▶ **Activity**:
Retype every record exactly as it appears.

▶ **Extracted entries**:

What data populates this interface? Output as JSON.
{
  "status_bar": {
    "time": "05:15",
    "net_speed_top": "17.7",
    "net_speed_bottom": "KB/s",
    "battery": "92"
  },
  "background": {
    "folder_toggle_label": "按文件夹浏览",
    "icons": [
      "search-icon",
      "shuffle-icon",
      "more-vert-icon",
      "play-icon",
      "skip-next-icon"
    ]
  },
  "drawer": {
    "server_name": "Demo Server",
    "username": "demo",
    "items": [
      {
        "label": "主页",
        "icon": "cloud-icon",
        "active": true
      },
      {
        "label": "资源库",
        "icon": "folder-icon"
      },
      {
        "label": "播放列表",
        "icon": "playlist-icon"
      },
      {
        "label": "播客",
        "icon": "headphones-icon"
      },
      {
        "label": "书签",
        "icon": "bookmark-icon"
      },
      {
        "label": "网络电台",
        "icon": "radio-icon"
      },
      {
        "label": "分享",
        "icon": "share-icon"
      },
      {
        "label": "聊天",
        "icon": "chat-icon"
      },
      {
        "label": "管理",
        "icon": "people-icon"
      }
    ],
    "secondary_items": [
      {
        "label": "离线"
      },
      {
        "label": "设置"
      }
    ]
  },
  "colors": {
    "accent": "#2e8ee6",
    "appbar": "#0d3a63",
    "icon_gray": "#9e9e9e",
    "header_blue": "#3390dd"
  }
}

▶ **Written answer**:
What data populates this interface? Output as JSON.
{
  "status_bar": {
    "time": "05:15",
    "net_speed_top": "17.7",
    "net_speed_bottom": "KB/s",
    "battery": "92"
  },
  "background": {
    "folder_toggle_label": "按文件夹浏览",
    "icons": [
      "search-icon",
      "shuffle-icon",
      "more-vert-icon",
      "play-icon",
      "skip-next-icon"
    ]
  },
  "drawer": {
    "server_name": "Demo Server",
    "username": "demo",
    "items": [
      {
        "label": "主页",
        "icon": "cloud-icon",
        "active": true
      },
      {
        "label": "资源库",
        "icon": "folder-icon"
      },
      {
        "label": "播放列表",
        "icon": "playlist-icon"
      },
      {
        "label": "播客",
        "icon": "headphones-icon"
      },
      {
        "label": "书签",
        "icon": "bookmark-icon"
      },
      {
        "label": "网络电台",
        "icon": "radio-icon"
      },
      {
        "label": "分享",
        "icon": "share-icon"
      },
      {
        "label": "聊天",
        "icon": "chat-icon"
      },
      {
        "label": "管理",
        "icon": "people-icon"
      }
    ],
    "secondary_items": [
      {
        "label": "离线"
      },
      {
        "label": "设置"
      }
    ]
  },
  "colors": {
    "accent": "#2e8ee6",
    "appbar": "#0d3a63",
    "icon_gray": "#9e9e9e",
    "header_blue": "#3390dd"
  }
}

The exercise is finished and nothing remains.